EXERCISE OBJECTIVE: The listing that follows should be copied in full and exactly, with no pictures.

ENTRIES PROVIDED:
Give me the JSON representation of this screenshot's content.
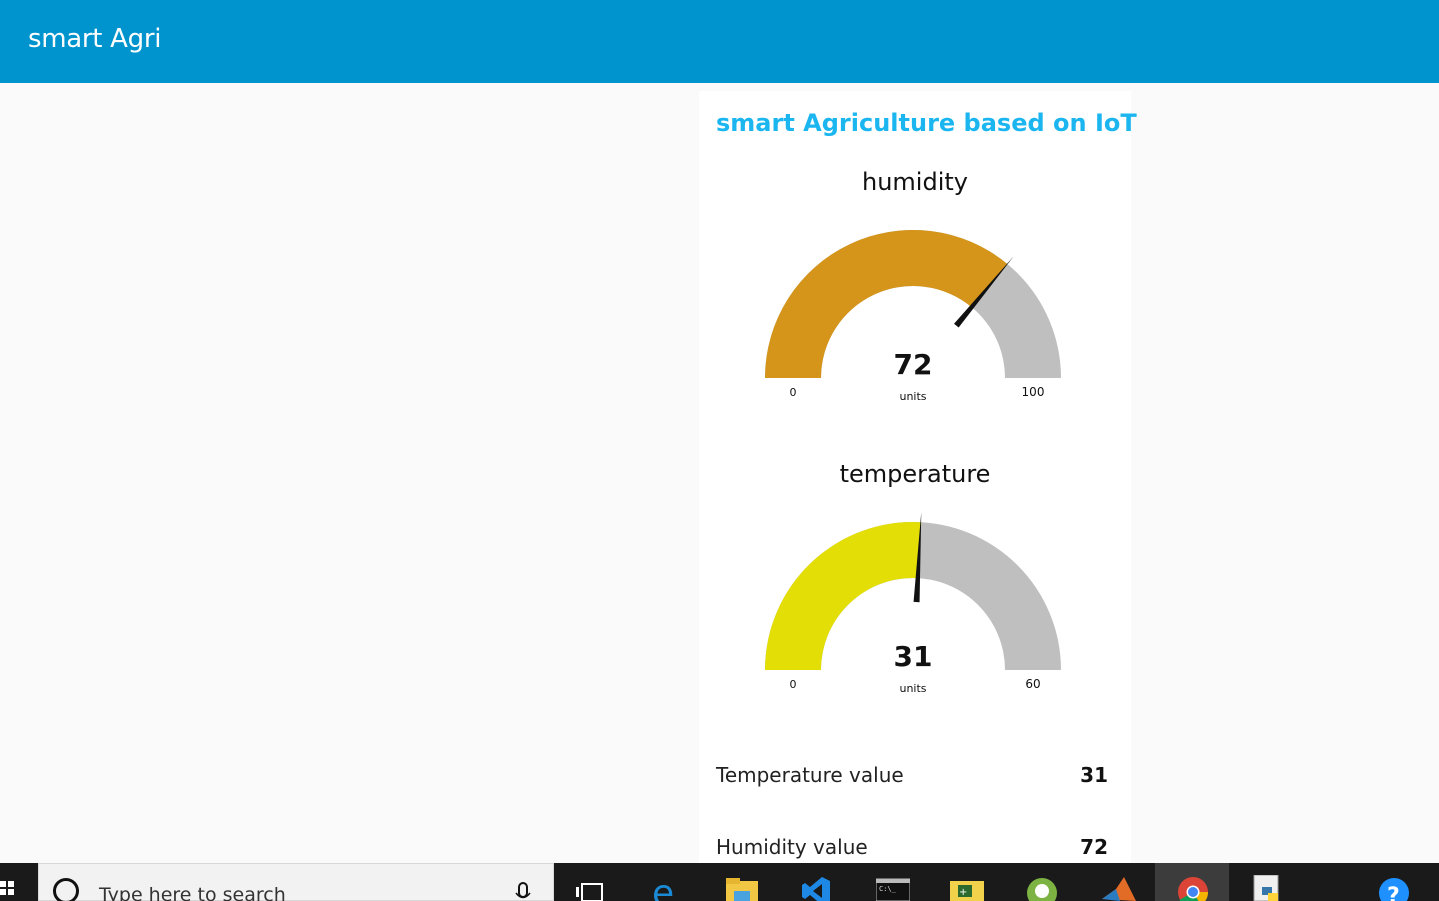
{
  "header": {
    "title": "smart Agri"
  },
  "group": {
    "title": "smart Agriculture based on IoT"
  },
  "gauges": [
    {
      "title": "humidity",
      "value": 72,
      "min": 0,
      "max": 100,
      "min_label": "0",
      "max_label": "100",
      "units": "units",
      "color": "#d4951a",
      "track_color": "#bfbfbf"
    },
    {
      "title": "temperature",
      "value": 31,
      "min": 0,
      "max": 60,
      "min_label": "0",
      "max_label": "60",
      "units": "units",
      "color": "#e3de06",
      "track_color": "#bfbfbf"
    }
  ],
  "text_rows": [
    {
      "label": "Temperature value",
      "value": "31"
    },
    {
      "label": "Humidity value",
      "value": "72"
    }
  ],
  "taskbar": {
    "search_placeholder": "Type here to search",
    "apps": [
      "task-view-icon",
      "edge-icon",
      "file-explorer-icon",
      "vscode-icon",
      "cmd-icon",
      "labview-icon",
      "android-studio-icon",
      "matlab-icon",
      "chrome-icon",
      "python-file-icon",
      "help-icon"
    ],
    "active_app": "chrome-icon"
  }
}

ANSWER BOX:
Give me the JSON representation of this screenshot's content.
{
  "header": {
    "title": "smart Agri"
  },
  "group": {
    "title": "smart Agriculture based on IoT"
  },
  "gauges": [
    {
      "title": "humidity",
      "value": 72,
      "min": 0,
      "max": 100,
      "min_label": "0",
      "max_label": "100",
      "units": "units",
      "color": "#d4951a",
      "track_color": "#bfbfbf"
    },
    {
      "title": "temperature",
      "value": 31,
      "min": 0,
      "max": 60,
      "min_label": "0",
      "max_label": "60",
      "units": "units",
      "color": "#e3de06",
      "track_color": "#bfbfbf"
    }
  ],
  "text_rows": [
    {
      "label": "Temperature value",
      "value": "31"
    },
    {
      "label": "Humidity value",
      "value": "72"
    }
  ],
  "taskbar": {
    "search_placeholder": "Type here to search",
    "apps": [
      "task-view-icon",
      "edge-icon",
      "file-explorer-icon",
      "vscode-icon",
      "cmd-icon",
      "labview-icon",
      "android-studio-icon",
      "matlab-icon",
      "chrome-icon",
      "python-file-icon",
      "help-icon"
    ],
    "active_app": "chrome-icon"
  }
}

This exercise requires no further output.